It is easy to forget that along with all its other activities, the Co-operative Group is also a powerful shareholder in many of the UK’s leading companies. A new report from Co-operative Asset Management not only reminds us of this, but also makes clearer how it exercises its vote at companies’ general meetings.
With the controversy over remuneration of the banks’ executives continuing, it is reassuring to learn that the Co-op has been a critic of the worst practices. Other insurers and institutional investors have failed to properly engage with the management of the PLCs in which they invest.
These investor failings were addressed in the Walker review of corporate governance in UK banks. Sir David Walker concluded that institutional investors need to become more engaged in the PLCs in which they invest. Being ‘sleeping shareholders’ is not good for the company, nor for the institutions’ own clients.
By contrast, Co-operative Asset Management increased its negative voting participation substantially this year, reflecting the widespread pupblic unhappiness about corporate pay. In 30% of its shareholdings, it voted against companies’ remuneration policies – a jump from 19% in 2008. The Co-operative did not support the remuneration policies of most companies it invested in – voting in favour of 43%, compared to 51% the previous year.
Co-operative had previously voted against Northern Rock remuneration reports; has refused to support RBS executive remuneration continuously since 2002; and was one of a few institutional investors to vote against the ruinous RBS/ABN-AMRO deal.
Yet Co-operative Asset Management reports that pay policies are not improving. It surveyed 30 companies in the banking and financial services sector of the FTSE 350 and compared those with 30 companies from other sectors (chosen randomly). It found 11 of the 30 finance companies had what it called ‘shareholder unfriendly’ remuneration practices – in which the effect of the policies is to divert wealth and value away from shareholders to the directors. Fewer, eight, of the non-finance companies had ‘shareholder unfriendly’ remuneration practices.

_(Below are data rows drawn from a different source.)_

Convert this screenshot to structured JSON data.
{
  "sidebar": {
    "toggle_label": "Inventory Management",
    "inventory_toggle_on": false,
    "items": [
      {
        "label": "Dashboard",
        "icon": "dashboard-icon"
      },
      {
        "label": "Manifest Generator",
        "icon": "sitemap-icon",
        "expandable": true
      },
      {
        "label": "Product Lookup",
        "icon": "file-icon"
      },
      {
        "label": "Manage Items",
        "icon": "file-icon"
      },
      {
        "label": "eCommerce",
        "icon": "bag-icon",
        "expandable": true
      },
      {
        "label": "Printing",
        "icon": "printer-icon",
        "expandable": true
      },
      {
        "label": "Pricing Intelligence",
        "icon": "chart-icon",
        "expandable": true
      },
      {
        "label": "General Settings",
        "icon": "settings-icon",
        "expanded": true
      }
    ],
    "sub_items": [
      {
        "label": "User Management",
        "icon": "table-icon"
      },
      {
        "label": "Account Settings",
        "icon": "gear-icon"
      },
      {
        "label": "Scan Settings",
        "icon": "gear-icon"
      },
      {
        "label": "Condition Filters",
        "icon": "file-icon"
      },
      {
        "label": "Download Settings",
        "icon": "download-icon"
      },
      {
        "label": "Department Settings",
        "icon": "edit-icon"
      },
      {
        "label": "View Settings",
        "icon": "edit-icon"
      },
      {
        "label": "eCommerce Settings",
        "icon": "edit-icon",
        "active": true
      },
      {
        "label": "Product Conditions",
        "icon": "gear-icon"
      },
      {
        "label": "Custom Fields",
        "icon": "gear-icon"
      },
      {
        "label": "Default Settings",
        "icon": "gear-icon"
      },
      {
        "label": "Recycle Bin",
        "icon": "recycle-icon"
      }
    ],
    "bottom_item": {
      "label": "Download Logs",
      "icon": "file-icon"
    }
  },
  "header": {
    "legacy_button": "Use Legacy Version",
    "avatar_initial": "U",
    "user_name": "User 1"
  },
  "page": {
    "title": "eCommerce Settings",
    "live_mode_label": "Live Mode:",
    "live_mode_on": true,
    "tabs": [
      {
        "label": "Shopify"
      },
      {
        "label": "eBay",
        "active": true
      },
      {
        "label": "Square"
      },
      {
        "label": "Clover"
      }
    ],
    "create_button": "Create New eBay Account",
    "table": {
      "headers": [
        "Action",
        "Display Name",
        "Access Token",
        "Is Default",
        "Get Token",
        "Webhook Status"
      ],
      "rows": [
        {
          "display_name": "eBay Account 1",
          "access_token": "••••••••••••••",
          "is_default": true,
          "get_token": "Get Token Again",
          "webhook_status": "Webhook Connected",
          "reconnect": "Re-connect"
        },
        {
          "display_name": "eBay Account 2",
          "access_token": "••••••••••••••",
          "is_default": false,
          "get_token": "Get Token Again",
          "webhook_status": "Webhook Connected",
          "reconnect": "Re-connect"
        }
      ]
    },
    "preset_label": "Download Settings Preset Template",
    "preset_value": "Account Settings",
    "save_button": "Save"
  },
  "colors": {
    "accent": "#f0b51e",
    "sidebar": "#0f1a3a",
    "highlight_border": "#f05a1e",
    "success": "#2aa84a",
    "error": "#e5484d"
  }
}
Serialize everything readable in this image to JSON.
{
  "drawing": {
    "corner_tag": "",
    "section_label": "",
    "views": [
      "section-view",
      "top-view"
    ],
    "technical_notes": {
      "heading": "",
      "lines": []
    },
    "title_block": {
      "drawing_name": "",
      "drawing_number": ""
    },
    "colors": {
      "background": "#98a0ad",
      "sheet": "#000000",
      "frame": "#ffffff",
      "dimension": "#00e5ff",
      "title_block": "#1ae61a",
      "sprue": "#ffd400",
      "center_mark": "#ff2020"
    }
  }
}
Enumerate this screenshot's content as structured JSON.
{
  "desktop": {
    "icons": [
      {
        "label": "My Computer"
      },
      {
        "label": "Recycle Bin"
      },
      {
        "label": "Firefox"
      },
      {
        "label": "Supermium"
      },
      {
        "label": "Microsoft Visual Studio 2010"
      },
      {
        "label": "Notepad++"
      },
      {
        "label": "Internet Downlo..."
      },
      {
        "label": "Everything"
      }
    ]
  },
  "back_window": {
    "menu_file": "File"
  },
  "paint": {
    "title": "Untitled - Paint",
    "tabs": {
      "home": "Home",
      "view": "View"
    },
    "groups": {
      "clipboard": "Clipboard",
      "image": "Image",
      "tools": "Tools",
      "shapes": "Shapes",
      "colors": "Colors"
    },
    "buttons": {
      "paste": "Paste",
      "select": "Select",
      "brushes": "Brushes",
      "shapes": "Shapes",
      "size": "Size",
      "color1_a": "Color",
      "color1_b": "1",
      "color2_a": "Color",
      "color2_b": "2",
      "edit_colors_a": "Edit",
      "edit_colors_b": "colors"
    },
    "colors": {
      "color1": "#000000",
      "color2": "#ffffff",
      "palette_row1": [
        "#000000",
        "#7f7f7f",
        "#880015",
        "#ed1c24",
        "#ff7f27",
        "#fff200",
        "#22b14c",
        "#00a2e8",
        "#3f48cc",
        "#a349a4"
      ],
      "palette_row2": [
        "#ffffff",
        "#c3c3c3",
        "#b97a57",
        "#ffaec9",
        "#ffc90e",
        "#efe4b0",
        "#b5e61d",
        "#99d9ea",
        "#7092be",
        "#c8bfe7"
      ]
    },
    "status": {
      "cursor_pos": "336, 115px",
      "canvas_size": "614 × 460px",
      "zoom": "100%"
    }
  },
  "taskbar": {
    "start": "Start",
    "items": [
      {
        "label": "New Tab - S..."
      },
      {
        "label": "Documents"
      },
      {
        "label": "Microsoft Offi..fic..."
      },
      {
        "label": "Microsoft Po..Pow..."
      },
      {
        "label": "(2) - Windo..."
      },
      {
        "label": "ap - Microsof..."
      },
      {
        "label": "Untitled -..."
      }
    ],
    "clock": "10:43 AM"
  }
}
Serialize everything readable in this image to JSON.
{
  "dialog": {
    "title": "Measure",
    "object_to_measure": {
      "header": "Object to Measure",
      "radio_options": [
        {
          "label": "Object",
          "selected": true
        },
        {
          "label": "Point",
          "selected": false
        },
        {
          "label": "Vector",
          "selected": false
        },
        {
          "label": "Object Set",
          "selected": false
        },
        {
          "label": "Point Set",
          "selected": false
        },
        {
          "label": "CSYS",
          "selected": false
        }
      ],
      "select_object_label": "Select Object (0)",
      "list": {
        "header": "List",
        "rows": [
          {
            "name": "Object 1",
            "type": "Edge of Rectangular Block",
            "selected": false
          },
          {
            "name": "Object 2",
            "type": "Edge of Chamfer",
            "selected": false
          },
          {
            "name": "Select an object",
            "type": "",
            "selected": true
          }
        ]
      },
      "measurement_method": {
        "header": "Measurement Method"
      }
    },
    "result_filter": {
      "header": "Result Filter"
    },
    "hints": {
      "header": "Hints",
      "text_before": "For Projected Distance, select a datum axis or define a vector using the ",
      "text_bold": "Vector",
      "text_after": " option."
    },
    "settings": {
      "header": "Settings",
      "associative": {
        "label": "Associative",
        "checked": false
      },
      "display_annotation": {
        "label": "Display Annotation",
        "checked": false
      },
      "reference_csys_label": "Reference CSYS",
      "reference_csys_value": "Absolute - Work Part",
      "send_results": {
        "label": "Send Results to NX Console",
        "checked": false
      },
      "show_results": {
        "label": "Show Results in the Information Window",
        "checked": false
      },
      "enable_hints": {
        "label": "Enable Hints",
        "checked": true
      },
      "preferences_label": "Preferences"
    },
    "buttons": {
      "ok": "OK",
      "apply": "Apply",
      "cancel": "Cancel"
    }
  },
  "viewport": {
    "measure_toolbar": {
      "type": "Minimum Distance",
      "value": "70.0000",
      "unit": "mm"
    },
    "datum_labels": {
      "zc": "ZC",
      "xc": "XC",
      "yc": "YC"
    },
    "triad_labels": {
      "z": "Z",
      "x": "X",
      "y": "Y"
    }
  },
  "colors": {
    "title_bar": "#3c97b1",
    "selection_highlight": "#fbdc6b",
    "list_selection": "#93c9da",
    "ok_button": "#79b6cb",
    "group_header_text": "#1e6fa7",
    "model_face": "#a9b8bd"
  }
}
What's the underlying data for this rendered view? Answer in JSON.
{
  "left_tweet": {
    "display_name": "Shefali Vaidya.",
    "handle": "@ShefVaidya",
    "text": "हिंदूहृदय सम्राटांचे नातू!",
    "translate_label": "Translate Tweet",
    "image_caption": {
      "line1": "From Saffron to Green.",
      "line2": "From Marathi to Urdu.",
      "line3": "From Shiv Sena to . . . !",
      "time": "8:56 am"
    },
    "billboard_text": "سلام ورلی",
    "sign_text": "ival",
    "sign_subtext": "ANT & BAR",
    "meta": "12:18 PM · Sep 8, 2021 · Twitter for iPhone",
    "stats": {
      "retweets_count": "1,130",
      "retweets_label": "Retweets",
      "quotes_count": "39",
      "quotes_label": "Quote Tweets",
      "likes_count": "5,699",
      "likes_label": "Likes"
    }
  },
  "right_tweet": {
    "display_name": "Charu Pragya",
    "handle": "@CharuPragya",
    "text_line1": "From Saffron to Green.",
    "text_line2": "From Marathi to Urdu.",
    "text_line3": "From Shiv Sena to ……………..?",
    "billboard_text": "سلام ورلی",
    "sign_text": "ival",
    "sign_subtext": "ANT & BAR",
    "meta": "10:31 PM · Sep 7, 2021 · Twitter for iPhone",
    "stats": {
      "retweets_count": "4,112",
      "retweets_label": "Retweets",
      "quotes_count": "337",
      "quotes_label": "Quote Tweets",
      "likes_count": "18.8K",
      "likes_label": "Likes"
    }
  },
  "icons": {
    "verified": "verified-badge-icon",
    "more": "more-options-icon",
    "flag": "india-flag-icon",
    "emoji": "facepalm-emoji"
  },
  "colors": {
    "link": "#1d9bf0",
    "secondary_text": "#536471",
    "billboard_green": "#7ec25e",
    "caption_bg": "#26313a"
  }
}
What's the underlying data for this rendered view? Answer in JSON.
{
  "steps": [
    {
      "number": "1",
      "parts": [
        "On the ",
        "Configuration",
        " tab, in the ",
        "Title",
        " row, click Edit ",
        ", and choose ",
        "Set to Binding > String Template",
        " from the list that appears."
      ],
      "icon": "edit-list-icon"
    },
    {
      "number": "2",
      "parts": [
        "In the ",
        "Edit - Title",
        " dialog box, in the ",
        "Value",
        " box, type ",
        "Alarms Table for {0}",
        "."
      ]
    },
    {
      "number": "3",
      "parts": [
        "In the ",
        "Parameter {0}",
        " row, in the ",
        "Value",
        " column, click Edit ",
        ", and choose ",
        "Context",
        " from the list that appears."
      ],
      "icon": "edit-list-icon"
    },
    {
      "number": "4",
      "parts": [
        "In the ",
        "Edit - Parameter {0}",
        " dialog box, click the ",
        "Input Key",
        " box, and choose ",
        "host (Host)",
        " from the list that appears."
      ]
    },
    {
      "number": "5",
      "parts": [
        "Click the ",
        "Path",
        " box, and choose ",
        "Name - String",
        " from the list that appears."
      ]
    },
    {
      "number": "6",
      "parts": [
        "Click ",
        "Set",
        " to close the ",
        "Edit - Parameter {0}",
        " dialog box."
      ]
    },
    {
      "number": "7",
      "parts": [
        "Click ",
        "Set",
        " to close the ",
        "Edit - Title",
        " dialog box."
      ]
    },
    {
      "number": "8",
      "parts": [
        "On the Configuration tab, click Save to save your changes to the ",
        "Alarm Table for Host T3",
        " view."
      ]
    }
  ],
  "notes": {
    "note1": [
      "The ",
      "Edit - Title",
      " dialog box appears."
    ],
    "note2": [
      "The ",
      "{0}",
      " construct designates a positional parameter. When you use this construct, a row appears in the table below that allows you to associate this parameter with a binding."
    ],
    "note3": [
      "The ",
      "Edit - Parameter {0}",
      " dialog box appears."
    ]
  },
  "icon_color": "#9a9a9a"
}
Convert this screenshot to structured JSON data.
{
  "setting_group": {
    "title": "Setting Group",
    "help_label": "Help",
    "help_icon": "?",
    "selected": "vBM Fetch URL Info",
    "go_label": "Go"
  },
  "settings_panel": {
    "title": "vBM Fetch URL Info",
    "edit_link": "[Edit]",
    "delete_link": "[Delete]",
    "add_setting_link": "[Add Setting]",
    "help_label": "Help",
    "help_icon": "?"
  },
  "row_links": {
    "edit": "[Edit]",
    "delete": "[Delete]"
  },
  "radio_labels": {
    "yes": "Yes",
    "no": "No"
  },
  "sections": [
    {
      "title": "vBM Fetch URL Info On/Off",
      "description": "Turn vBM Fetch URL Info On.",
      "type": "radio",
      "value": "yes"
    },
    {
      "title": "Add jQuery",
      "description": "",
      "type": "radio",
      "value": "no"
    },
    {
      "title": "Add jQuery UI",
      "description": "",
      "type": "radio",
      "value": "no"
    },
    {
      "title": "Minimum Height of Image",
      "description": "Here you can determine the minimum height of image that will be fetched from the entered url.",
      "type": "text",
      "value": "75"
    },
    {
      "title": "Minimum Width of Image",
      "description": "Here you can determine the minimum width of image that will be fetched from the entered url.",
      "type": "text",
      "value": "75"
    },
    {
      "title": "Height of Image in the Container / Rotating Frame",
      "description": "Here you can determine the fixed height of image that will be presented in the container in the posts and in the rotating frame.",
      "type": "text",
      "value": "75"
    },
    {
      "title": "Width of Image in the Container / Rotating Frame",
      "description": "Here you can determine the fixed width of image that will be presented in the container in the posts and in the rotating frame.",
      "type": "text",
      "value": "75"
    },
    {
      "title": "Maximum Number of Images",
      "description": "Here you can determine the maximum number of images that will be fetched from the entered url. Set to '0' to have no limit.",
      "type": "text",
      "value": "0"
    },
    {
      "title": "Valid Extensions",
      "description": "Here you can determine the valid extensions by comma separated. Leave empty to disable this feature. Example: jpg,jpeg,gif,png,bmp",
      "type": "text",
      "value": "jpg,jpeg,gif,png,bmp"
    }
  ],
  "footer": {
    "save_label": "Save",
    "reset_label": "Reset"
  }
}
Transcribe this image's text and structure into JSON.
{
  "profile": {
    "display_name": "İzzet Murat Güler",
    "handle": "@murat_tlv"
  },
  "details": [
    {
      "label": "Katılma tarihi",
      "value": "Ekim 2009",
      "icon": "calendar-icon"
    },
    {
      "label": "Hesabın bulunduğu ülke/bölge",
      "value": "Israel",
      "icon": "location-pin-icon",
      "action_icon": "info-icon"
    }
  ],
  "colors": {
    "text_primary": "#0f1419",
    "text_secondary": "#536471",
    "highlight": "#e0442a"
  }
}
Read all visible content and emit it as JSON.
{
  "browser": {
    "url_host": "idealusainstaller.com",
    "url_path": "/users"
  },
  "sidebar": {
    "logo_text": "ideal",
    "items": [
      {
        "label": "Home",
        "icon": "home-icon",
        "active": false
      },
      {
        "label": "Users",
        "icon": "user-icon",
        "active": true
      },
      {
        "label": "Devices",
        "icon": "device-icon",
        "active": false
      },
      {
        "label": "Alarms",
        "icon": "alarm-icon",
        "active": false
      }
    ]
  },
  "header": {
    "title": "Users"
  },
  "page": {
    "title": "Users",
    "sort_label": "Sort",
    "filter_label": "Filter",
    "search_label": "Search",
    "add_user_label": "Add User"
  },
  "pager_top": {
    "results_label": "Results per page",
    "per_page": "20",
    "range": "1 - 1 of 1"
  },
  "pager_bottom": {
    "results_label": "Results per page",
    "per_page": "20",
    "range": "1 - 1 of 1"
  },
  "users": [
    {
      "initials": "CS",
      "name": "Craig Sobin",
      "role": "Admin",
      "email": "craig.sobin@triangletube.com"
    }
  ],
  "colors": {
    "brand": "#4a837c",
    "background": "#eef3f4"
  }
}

The survey also found that discretionary payments and undesirable employment contract provisions, such as guaranteed bonuses and golden hellos, are more prevalent in the finance sector. Worse still, finance and other companies are introducing ‘ad hoc’ rewards to get round the pressure to end traditional bonus schemes.
A minority of companies are beginning to recognise the prevailing concern about remuneration policies – and anticipated the demand from the Walker review for active engagement with shareholders. There was a 41% increase in approaches from PLCs to Co-operative Asset Management to discuss remuneration policies.
Unfortunately, notes the Co-operative, this has not led to more constraint in pay practices. Other institutional investors must share the Co-operative’s critical approach to remuneration policy for this to feed through into real change in how PLCs reward staff.
“Our remuneration analysis shows that incentive schemes continue to be poorly designed with significant discretionary cash bonuses, excessiveness in overall remuneration packages and rewards not being linked to stretching performance targets,” says Abigail Herron, corporate governance manager at The Co-operative Asset Management. “If any lesson should be learnt from the financial crisis, it must be that remuneration policies need to be aligned to long-term sustainability of the business and its shareholders, and not designed to protect the pockets of directors.”
Bankers’ pay contrasts starkly with most other workers. Analysis by the New Economics Foundation of six jobs found that there is no relationship between the value to society of a job and its remuneration.
Waste recycling workers generate £12 for society for every pound they are paid; hospital cleaners generate £10 of social value for every pound earned; and childcare workers produce £7 to £9.50 of social benefit for every pound they earn. The profession that comes out worst are tax accountants, who (by helping clients avoid paying tax) destroy £47 in value for every pound they earn. City bankers do ‘better’ by ‘only’ destroying £7 of social value for every pound they generate. NEF also concludes that banking contributes 3% in value added to the UK economy, compared to 12.5% by manufacturing.
There is a resonance here with recent comments from Lord Turner, chairman of the Financial Services Authority. Bankers’ activities, he suggested, often have no social value. There was an immediate outcry. It is hard to see why. It is self-evidently true, but hardly in the interests of bankers to let the public realise this.